That fear is shared by the Mehdi Army, the Supreme Iraqi Islamic Council (SIIC), and even by Shi’ite heavyweights like former prime minister Ibrahim al-Jaafari and his successor, Prime Minister Nuri al-Maliki. Additionally, the recently released bill of indictment in the murder of Lebanon’s former premier Rafik al-Hariri has blamed senior members of Hezbollah – a proxy blow to Iran and its allies in the Iraqi arena, and throughout the Arab world.
Iraqi Kurds are also watching the Syria scenario with plenty of interest. Their top leadership, including President Jalal Talabani and president of Iraqi Kurdistan Masoud al-Barazani, are both closely allied to Syrian Kurds, having spent a long exile in Syria during the era of Saddam Hussein.
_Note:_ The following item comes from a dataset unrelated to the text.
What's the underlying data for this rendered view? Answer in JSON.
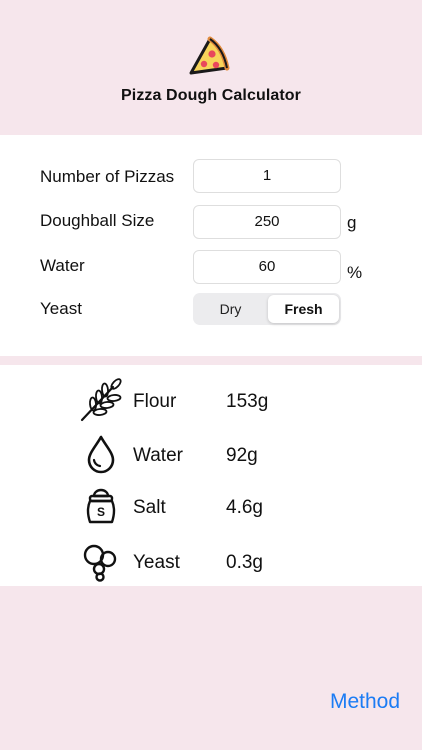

Early on in the crisis, Syrian Kurds were appeased by the government through a series of measures that included granting citizenship to around 300,000 Kurds (a key demand since 1962) and celebrating the Kurdish Neirouz holiday – for the first time in decades.
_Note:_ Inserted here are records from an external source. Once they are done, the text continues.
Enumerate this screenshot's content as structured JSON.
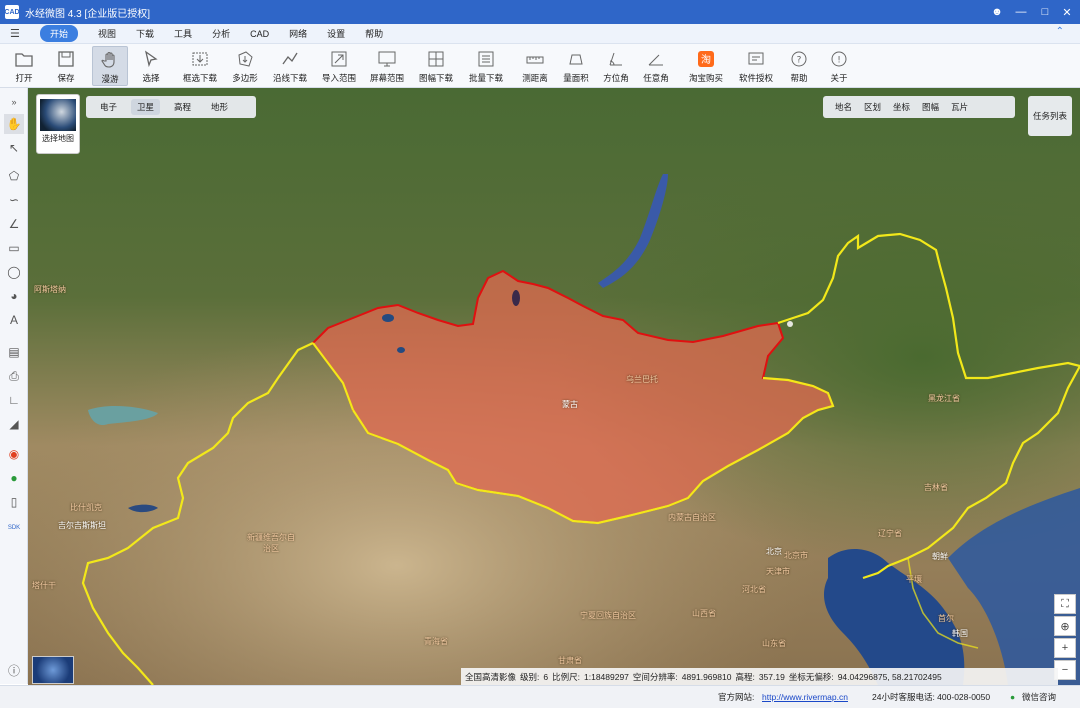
{
  "title": "水经微图 4.3 [企业版已授权]",
  "menu": [
    "开始",
    "视图",
    "下载",
    "工具",
    "分析",
    "CAD",
    "网络",
    "设置",
    "帮助"
  ],
  "toolbar": [
    {
      "label": "打开",
      "icon": "folder-icon"
    },
    {
      "label": "保存",
      "icon": "save-icon"
    },
    {
      "label": "漫游",
      "icon": "hand-icon"
    },
    {
      "label": "选择",
      "icon": "cursor-icon"
    },
    {
      "label": "框选下载",
      "icon": "box-download-icon"
    },
    {
      "label": "多边形",
      "icon": "polygon-download-icon"
    },
    {
      "label": "沿线下载",
      "icon": "line-download-icon"
    },
    {
      "label": "导入范围",
      "icon": "import-range-icon"
    },
    {
      "label": "屏幕范围",
      "icon": "screen-range-icon"
    },
    {
      "label": "图幅下载",
      "icon": "sheet-download-icon"
    },
    {
      "label": "批量下载",
      "icon": "batch-download-icon"
    },
    {
      "label": "测距离",
      "icon": "ruler-icon"
    },
    {
      "label": "量面积",
      "icon": "area-icon"
    },
    {
      "label": "方位角",
      "icon": "azimuth-icon"
    },
    {
      "label": "任意角",
      "icon": "angle-icon"
    },
    {
      "label": "淘宝购买",
      "icon": "taobao-icon"
    },
    {
      "label": "软件授权",
      "icon": "license-icon"
    },
    {
      "label": "帮助",
      "icon": "help-icon"
    },
    {
      "label": "关于",
      "icon": "info-icon"
    }
  ],
  "map_layer_label": "选择地图",
  "map_types": [
    "电子",
    "卫星",
    "高程",
    "地形"
  ],
  "overlays": [
    "地名",
    "区划",
    "坐标",
    "图幅",
    "瓦片"
  ],
  "task_list": "任务列表",
  "map_labels": {
    "mongolia": "蒙古",
    "ulaanbaatar": "乌兰巴托",
    "heilongjiang": "黑龙江省",
    "jilin": "吉林省",
    "liaoning": "辽宁省",
    "inner_mongolia": "内蒙古自治区",
    "xinjiang": "新疆维吾尔自治区",
    "beijing": "北京",
    "beijing_city": "北京市",
    "tianjin": "天津市",
    "hebei": "河北省",
    "shanxi": "山西省",
    "shandong": "山东省",
    "ningxia": "宁夏回族自治区",
    "gansu": "甘肃省",
    "qinghai": "青海省",
    "north_korea": "朝鲜",
    "south_korea": "韩国",
    "pyongyang": "平壤",
    "seoul": "首尔",
    "kyrgyzstan": "吉尔吉斯斯坦",
    "kazakh_city": "比什凯克",
    "astana": "阿斯塔纳",
    "tashkent": "塔什干"
  },
  "info": {
    "source": "全国高清影像",
    "level_label": "级别:",
    "level": "6",
    "scale_label": "比例尺:",
    "scale": "1:18489297",
    "resolution_label": "空间分辨率:",
    "resolution": "4891.969810",
    "elevation_label": "高程:",
    "elevation": "357.19",
    "offset_label": "坐标无偏移:",
    "coords": "94.04296875, 58.21702495"
  },
  "status": {
    "site_label": "官方网站:",
    "site_url": "http://www.rivermap.cn",
    "phone": "24小时客服电话: 400-028-0050",
    "wechat": "微信咨询"
  },
  "colors": {
    "title_bar": "#2f66c8",
    "mongolia_fill": "#e06a50",
    "mongolia_border": "#e01010",
    "china_border": "#f2e81a"
  }
}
Despite that, however, Kurdish districts in eastern Syria went out in anti-government demonstrations, demanding political and economic change, claiming that their ultimate demand is democracy rather than citizenship. To date, although Kurdish demonstrators have been snowballing on Fridays, no casualties have been recorded in the Kurdish community.
If that changes for any reason, this could potentially lead to a bloody confrontation between them and the government, as was the case in 2004. Additionally there are 12 Kurdish political parties in Syria that although unlicensed, have recently been invited for a meeting with President Bashar al-Assad.
That meeting did not take place, and these parties are concerned that authorities did not contact them early on in the crisis, although they were the ones to calm the Kurdish street back in 2004. All of them are now eyeing a new political party law that is in the works in Syria, waiting to see if their parties, which for years have been persecuted by the government, will get licensed in a multi-party Syria.
If they don’t – either for political reasons or if they don’t meet the legal requirements – this could also spell more trouble in the Kurdish districts, which could immediately spill over into Iraq. They need to be represented as well in an upcoming National Dialogue that is due to start in Damascus on July 10, chaired by Vice President Farouk al-Shara.
They have already outlined a set of 10 demands which range from full rights for Syrian Kurds, including that of language, schools and culture, onto a new constitution that recognizes the Kurdish ethnicity in Syria.
A quick review of Arab history shows that what happens in Egypt is often duplicated in Syria, and what happens in Syria is often copied in Iraq.
If Syrians are the Egyptian copycat, then Iraqis are the Syrian copycat. Egypt became a Fatimad (caliphate); Syria became a Fatimad. Egypt established a Revolutionary Command Council in 1952; Syria established a Revolutionary Command Council in 1963. Egypt spoke of Arab unity; Syria followed by merging with Cairo in 1958.
And in Iraq’s case, the pattern is similar. Damascus established the Muslim Umayyad Dynasty in 661; Baghdad established the Muslim Abbasid Dynasty in 750. Syria created a Hashemite crown in 1920; Iraq did the same in 1921 – ironically with the same monarch.
Syrians established a Ba’ath Party government in 1963; the Iraqis followed suit in 1968. What happens in Damascus undoubtedly always has a strong vibration in Baghdad. The street demonstrations that began in Syria in March will probably soon find their way to Iraq, and so will the democratization and reform process, which Iraqis are still yearning for since the downfall of Hussein, eight years ago.